§ Task to carry out: Set down the whole listing that follows, precisely as written.

Segment Start: Exercise data

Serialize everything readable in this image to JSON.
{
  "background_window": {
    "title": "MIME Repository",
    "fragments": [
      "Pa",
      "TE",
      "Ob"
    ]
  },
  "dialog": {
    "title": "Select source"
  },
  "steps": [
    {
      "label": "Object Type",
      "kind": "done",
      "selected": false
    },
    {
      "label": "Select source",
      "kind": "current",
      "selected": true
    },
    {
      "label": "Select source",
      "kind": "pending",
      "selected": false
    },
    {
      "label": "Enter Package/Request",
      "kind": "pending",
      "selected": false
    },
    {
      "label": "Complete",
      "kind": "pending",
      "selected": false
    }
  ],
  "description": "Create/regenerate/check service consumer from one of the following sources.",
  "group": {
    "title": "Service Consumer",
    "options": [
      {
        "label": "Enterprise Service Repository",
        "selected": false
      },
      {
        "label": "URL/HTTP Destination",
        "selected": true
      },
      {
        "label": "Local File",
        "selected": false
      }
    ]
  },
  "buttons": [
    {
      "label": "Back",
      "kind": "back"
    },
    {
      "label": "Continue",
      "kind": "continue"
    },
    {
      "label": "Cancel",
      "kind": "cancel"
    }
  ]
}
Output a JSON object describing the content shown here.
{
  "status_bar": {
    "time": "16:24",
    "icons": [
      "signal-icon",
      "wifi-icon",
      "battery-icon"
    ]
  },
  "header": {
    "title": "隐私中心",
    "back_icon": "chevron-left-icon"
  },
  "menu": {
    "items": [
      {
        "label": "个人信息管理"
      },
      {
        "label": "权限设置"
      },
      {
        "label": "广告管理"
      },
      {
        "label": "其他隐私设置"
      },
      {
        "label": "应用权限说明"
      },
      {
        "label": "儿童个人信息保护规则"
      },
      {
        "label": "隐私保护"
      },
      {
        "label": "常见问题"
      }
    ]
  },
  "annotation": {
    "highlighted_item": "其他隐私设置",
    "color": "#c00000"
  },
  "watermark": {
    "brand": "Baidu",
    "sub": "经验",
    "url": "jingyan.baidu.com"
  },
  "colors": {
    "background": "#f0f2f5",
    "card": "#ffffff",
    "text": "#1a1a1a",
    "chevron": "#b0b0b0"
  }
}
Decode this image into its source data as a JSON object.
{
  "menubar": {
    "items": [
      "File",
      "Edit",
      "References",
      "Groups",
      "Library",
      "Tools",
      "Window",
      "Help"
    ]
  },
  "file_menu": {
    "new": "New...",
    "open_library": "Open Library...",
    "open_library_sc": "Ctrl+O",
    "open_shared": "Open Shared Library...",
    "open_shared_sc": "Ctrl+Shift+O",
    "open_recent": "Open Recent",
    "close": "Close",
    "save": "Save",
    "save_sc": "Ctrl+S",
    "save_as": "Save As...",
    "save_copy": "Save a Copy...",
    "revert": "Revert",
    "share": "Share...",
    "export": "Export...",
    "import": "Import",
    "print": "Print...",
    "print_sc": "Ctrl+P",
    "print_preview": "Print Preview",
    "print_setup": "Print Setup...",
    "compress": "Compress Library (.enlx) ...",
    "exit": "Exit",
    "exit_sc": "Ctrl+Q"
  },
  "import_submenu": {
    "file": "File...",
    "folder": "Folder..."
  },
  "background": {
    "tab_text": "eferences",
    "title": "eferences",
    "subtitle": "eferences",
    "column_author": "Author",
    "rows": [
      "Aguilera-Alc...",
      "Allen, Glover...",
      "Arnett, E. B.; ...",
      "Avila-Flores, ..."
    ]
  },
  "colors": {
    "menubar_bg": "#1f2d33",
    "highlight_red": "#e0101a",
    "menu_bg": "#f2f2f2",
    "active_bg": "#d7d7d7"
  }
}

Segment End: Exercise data

§ Task answer:
Serialize everything readable in this image to JSON.
{
  "background_window": {
    "title": "MIME Repository",
    "fragments": [
      "Pa",
      "TE",
      "Ob"
    ]
  },
  "dialog": {
    "title": "Select source"
  },
  "steps": [
    {
      "label": "Object Type",
      "kind": "done",
      "selected": false
    },
    {
      "label": "Select source",
      "kind": "current",
      "selected": true
    },
    {
      "label": "Select source",
      "kind": "pending",
      "selected": false
    },
    {
      "label": "Enter Package/Request",
      "kind": "pending",
      "selected": false
    },
    {
      "label": "Complete",
      "kind": "pending",
      "selected": false
    }
  ],
  "description": "Create/regenerate/check service consumer from one of the following sources.",
  "group": {
    "title": "Service Consumer",
    "options": [
      {
        "label": "Enterprise Service Repository",
        "selected": false
      },
      {
        "label": "URL/HTTP Destination",
        "selected": true
      },
      {
        "label": "Local File",
        "selected": false
      }
    ]
  },
  "buttons": [
    {
      "label": "Back",
      "kind": "back"
    },
    {
      "label": "Continue",
      "kind": "continue"
    },
    {
      "label": "Cancel",
      "kind": "cancel"
    }
  ]
}
Output a JSON object describing the content shown here.
{
  "status_bar": {
    "time": "16:24",
    "icons": [
      "signal-icon",
      "wifi-icon",
      "battery-icon"
    ]
  },
  "header": {
    "title": "隐私中心",
    "back_icon": "chevron-left-icon"
  },
  "menu": {
    "items": [
      {
        "label": "个人信息管理"
      },
      {
        "label": "权限设置"
      },
      {
        "label": "广告管理"
      },
      {
        "label": "其他隐私设置"
      },
      {
        "label": "应用权限说明"
      },
      {
        "label": "儿童个人信息保护规则"
      },
      {
        "label": "隐私保护"
      },
      {
        "label": "常见问题"
      }
    ]
  },
  "annotation": {
    "highlighted_item": "其他隐私设置",
    "color": "#c00000"
  },
  "watermark": {
    "brand": "Baidu",
    "sub": "经验",
    "url": "jingyan.baidu.com"
  },
  "colors": {
    "background": "#f0f2f5",
    "card": "#ffffff",
    "text": "#1a1a1a",
    "chevron": "#b0b0b0"
  }
}
Decode this image into its source data as a JSON object.
{
  "menubar": {
    "items": [
      "File",
      "Edit",
      "References",
      "Groups",
      "Library",
      "Tools",
      "Window",
      "Help"
    ]
  },
  "file_menu": {
    "new": "New...",
    "open_library": "Open Library...",
    "open_library_sc": "Ctrl+O",
    "open_shared": "Open Shared Library...",
    "open_shared_sc": "Ctrl+Shift+O",
    "open_recent": "Open Recent",
    "close": "Close",
    "save": "Save",
    "save_sc": "Ctrl+S",
    "save_as": "Save As...",
    "save_copy": "Save a Copy...",
    "revert": "Revert",
    "share": "Share...",
    "export": "Export...",
    "import": "Import",
    "print": "Print...",
    "print_sc": "Ctrl+P",
    "print_preview": "Print Preview",
    "print_setup": "Print Setup...",
    "compress": "Compress Library (.enlx) ...",
    "exit": "Exit",
    "exit_sc": "Ctrl+Q"
  },
  "import_submenu": {
    "file": "File...",
    "folder": "Folder..."
  },
  "background": {
    "tab_text": "eferences",
    "title": "eferences",
    "subtitle": "eferences",
    "column_author": "Author",
    "rows": [
      "Aguilera-Alc...",
      "Allen, Glover...",
      "Arnett, E. B.; ...",
      "Avila-Flores, ..."
    ]
  },
  "colors": {
    "menubar_bg": "#1f2d33",
    "highlight_red": "#e0101a",
    "menu_bg": "#f2f2f2",
    "active_bg": "#d7d7d7"
  }
}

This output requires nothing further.